From there his career took off and retired Lt. Col. Robert Friend is still going strong, looking to serve his country by sharing his story Monday with children in Pooler.
One of the last living Tuskegee Airmen, 97-year-old retired Lt. Col. Friend stopped by Pooler Elementary School to answer questions about his life.
When asked if he was afraid to fly a plane, Friend responded, "Too dumb to be afraid."
Friend flew 142 combat missions in World War II as a pilot for the all black soldier, Red Tail Squadron.
"The only thing I wanted to do was win the war and protect this country," he said.
The history and legacy of the Tuskegee Airmen are inspirational to people of all ages. The six guiding principles of the Red Tail Squadron: Aim high, use your brain, believe in yourself, be ready to go, expect to win and never quit are life lessons these children and all of us can use.
[Below is a brief history of the Red Tail Squadron provided by the Smithsonian's official YouTube channel.]
"Don't go in with a defeatist attitude and believe you can do something and you will," Friend said.
At 97, Friend is still going strong. Later this month, he will take part in "The Road to Recovery" to raise money for veterans who have been injured or wounded.
"Do the things you can and some that you can't," Friend said.
Friend served 30 years in the U.S. Army Air Corps.

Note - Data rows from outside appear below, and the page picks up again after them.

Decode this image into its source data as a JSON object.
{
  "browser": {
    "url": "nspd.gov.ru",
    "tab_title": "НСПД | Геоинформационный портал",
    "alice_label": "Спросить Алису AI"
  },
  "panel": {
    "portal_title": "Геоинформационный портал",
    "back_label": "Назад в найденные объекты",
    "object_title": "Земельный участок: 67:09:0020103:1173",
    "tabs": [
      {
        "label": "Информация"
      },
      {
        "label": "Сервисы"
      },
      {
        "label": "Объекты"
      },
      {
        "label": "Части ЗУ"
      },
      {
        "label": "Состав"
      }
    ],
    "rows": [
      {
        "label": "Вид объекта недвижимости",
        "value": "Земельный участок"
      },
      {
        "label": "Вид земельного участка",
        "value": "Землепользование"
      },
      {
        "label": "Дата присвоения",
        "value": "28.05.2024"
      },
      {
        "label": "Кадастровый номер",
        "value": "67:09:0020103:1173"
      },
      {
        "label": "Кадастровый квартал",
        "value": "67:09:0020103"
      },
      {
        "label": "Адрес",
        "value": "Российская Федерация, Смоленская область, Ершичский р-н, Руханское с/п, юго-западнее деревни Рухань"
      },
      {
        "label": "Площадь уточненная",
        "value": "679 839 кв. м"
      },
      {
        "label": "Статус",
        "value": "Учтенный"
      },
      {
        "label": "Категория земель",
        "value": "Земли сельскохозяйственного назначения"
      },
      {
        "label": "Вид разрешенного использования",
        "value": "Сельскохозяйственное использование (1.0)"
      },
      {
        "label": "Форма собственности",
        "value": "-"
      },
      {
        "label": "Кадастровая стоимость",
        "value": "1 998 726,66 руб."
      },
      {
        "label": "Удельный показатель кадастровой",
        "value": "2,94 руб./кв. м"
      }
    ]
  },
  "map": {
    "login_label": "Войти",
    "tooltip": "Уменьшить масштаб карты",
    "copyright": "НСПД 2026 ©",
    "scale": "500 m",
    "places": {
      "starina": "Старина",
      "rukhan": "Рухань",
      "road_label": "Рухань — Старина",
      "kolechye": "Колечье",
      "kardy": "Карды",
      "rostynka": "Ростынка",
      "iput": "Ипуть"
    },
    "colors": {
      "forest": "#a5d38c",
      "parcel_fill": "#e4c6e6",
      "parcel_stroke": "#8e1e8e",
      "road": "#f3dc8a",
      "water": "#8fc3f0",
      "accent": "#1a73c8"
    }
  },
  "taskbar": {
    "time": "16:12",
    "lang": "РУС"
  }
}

His career with the Air Force included serving as Assistant Deputy of Launch Vehicles, working on important space launch vehicles such as the Titan, Atlas and Delta rockets and the Space Shuttle.
Friend was also appointed the head of Project Blue Book in 1958 until 1963, which tracked UFO's.
Watch the extended interview with retired Lt. Col. Robert Friend below: